• EXTRACTED RECORDS:
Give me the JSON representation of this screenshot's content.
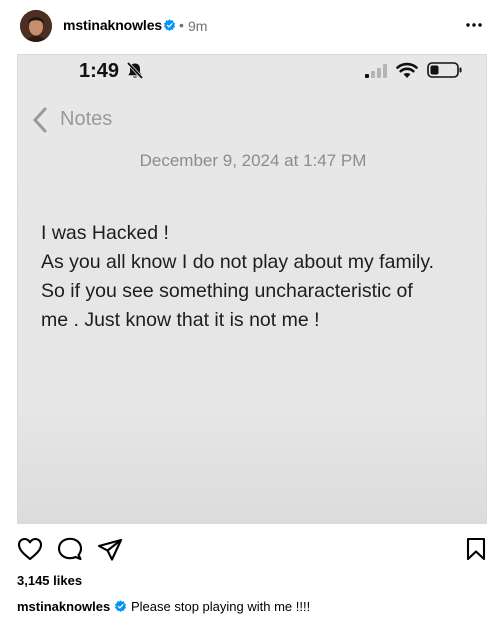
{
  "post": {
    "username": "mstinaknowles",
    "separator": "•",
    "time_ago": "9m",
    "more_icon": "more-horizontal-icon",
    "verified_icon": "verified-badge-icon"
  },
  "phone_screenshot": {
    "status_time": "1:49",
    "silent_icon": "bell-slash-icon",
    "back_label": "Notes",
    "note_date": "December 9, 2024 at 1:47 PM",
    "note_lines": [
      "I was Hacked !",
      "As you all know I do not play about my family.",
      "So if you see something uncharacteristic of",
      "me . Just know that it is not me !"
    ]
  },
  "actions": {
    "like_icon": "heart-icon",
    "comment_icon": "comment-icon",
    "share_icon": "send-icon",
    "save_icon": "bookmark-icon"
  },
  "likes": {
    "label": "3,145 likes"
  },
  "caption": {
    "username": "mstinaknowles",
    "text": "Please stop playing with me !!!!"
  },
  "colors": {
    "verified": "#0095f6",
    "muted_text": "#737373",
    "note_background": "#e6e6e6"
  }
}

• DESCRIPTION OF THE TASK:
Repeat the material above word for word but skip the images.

• OUTPUT FOR THIS TASK:
Give me the JSON representation of this screenshot's content.
{
  "post": {
    "username": "mstinaknowles",
    "separator": "•",
    "time_ago": "9m",
    "more_icon": "more-horizontal-icon",
    "verified_icon": "verified-badge-icon"
  },
  "phone_screenshot": {
    "status_time": "1:49",
    "silent_icon": "bell-slash-icon",
    "back_label": "Notes",
    "note_date": "December 9, 2024 at 1:47 PM",
    "note_lines": [
      "I was Hacked !",
      "As you all know I do not play about my family.",
      "So if you see something uncharacteristic of",
      "me . Just know that it is not me !"
    ]
  },
  "actions": {
    "like_icon": "heart-icon",
    "comment_icon": "comment-icon",
    "share_icon": "send-icon",
    "save_icon": "bookmark-icon"
  },
  "likes": {
    "label": "3,145 likes"
  },
  "caption": {
    "username": "mstinaknowles",
    "text": "Please stop playing with me !!!!"
  },
  "colors": {
    "verified": "#0095f6",
    "muted_text": "#737373",
    "note_background": "#e6e6e6"
  }
}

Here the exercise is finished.